▶ [What needs to be done]: Repeat the entries exactly as they are written.

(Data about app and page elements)

..............................

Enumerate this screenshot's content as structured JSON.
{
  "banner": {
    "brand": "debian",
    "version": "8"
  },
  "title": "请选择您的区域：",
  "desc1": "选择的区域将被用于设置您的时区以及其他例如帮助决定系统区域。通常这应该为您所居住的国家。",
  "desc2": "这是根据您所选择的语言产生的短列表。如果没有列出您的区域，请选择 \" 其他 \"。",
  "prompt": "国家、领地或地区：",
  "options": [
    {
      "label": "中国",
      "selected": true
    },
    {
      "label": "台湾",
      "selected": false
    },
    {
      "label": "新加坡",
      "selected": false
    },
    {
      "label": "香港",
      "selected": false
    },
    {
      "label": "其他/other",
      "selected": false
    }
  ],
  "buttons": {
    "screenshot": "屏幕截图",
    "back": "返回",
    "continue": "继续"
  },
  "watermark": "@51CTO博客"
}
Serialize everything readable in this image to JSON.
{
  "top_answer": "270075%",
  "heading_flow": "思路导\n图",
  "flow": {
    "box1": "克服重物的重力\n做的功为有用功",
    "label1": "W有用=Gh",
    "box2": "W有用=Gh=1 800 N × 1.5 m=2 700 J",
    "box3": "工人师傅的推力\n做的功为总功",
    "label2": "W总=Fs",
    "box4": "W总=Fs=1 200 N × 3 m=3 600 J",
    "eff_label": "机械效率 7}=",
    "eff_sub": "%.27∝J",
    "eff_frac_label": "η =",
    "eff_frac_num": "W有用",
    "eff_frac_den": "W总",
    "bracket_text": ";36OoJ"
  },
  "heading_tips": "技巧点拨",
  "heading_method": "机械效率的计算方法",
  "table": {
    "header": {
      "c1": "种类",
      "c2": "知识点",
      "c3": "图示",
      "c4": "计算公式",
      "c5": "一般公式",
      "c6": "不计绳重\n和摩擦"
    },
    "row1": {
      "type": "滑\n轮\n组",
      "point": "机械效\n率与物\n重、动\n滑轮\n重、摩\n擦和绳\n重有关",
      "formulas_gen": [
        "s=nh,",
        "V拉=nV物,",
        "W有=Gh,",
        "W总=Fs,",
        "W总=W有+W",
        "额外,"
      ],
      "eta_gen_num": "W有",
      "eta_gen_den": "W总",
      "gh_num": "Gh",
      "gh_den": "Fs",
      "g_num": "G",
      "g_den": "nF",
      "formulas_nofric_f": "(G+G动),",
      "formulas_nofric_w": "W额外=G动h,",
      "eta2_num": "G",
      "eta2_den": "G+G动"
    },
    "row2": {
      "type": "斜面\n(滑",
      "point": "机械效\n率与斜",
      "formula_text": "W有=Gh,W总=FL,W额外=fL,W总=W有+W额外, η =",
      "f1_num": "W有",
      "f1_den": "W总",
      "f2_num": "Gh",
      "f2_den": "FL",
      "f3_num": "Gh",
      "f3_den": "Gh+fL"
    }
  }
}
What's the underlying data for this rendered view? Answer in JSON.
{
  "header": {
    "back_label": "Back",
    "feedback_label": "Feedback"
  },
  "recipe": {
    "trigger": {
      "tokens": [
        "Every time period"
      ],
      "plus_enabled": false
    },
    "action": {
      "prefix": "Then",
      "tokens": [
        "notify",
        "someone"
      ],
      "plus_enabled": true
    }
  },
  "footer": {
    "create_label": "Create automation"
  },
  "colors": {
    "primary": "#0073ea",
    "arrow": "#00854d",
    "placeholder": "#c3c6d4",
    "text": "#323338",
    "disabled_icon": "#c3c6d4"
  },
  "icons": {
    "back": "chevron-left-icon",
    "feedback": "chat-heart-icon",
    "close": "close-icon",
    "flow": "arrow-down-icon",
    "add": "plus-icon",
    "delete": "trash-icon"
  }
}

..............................

▶ [Answer]:
Enumerate this screenshot's content as structured JSON.
{
  "banner": {
    "brand": "debian",
    "version": "8"
  },
  "title": "请选择您的区域：",
  "desc1": "选择的区域将被用于设置您的时区以及其他例如帮助决定系统区域。通常这应该为您所居住的国家。",
  "desc2": "这是根据您所选择的语言产生的短列表。如果没有列出您的区域，请选择 \" 其他 \"。",
  "prompt": "国家、领地或地区：",
  "options": [
    {
      "label": "中国",
      "selected": true
    },
    {
      "label": "台湾",
      "selected": false
    },
    {
      "label": "新加坡",
      "selected": false
    },
    {
      "label": "香港",
      "selected": false
    },
    {
      "label": "其他/other",
      "selected": false
    }
  ],
  "buttons": {
    "screenshot": "屏幕截图",
    "back": "返回",
    "continue": "继续"
  },
  "watermark": "@51CTO博客"
}
Serialize everything readable in this image to JSON.
{
  "top_answer": "270075%",
  "heading_flow": "思路导\n图",
  "flow": {
    "box1": "克服重物的重力\n做的功为有用功",
    "label1": "W有用=Gh",
    "box2": "W有用=Gh=1 800 N × 1.5 m=2 700 J",
    "box3": "工人师傅的推力\n做的功为总功",
    "label2": "W总=Fs",
    "box4": "W总=Fs=1 200 N × 3 m=3 600 J",
    "eff_label": "机械效率 7}=",
    "eff_sub": "%.27∝J",
    "eff_frac_label": "η =",
    "eff_frac_num": "W有用",
    "eff_frac_den": "W总",
    "bracket_text": ";36OoJ"
  },
  "heading_tips": "技巧点拨",
  "heading_method": "机械效率的计算方法",
  "table": {
    "header": {
      "c1": "种类",
      "c2": "知识点",
      "c3": "图示",
      "c4": "计算公式",
      "c5": "一般公式",
      "c6": "不计绳重\n和摩擦"
    },
    "row1": {
      "type": "滑\n轮\n组",
      "point": "机械效\n率与物\n重、动\n滑轮\n重、摩\n擦和绳\n重有关",
      "formulas_gen": [
        "s=nh,",
        "V拉=nV物,",
        "W有=Gh,",
        "W总=Fs,",
        "W总=W有+W",
        "额外,"
      ],
      "eta_gen_num": "W有",
      "eta_gen_den": "W总",
      "gh_num": "Gh",
      "gh_den": "Fs",
      "g_num": "G",
      "g_den": "nF",
      "formulas_nofric_f": "(G+G动),",
      "formulas_nofric_w": "W额外=G动h,",
      "eta2_num": "G",
      "eta2_den": "G+G动"
    },
    "row2": {
      "type": "斜面\n(滑",
      "point": "机械效\n率与斜",
      "formula_text": "W有=Gh,W总=FL,W额外=fL,W总=W有+W额外, η =",
      "f1_num": "W有",
      "f1_den": "W总",
      "f2_num": "Gh",
      "f2_den": "FL",
      "f3_num": "Gh",
      "f3_den": "Gh+fL"
    }
  }
}
What's the underlying data for this rendered view? Answer in JSON.
{
  "header": {
    "back_label": "Back",
    "feedback_label": "Feedback"
  },
  "recipe": {
    "trigger": {
      "tokens": [
        "Every time period"
      ],
      "plus_enabled": false
    },
    "action": {
      "prefix": "Then",
      "tokens": [
        "notify",
        "someone"
      ],
      "plus_enabled": true
    }
  },
  "footer": {
    "create_label": "Create automation"
  },
  "colors": {
    "primary": "#0073ea",
    "arrow": "#00854d",
    "placeholder": "#c3c6d4",
    "text": "#323338",
    "disabled_icon": "#c3c6d4"
  },
  "icons": {
    "back": "chevron-left-icon",
    "feedback": "chat-heart-icon",
    "close": "close-icon",
    "flow": "arrow-down-icon",
    "add": "plus-icon",
    "delete": "trash-icon"
  }
}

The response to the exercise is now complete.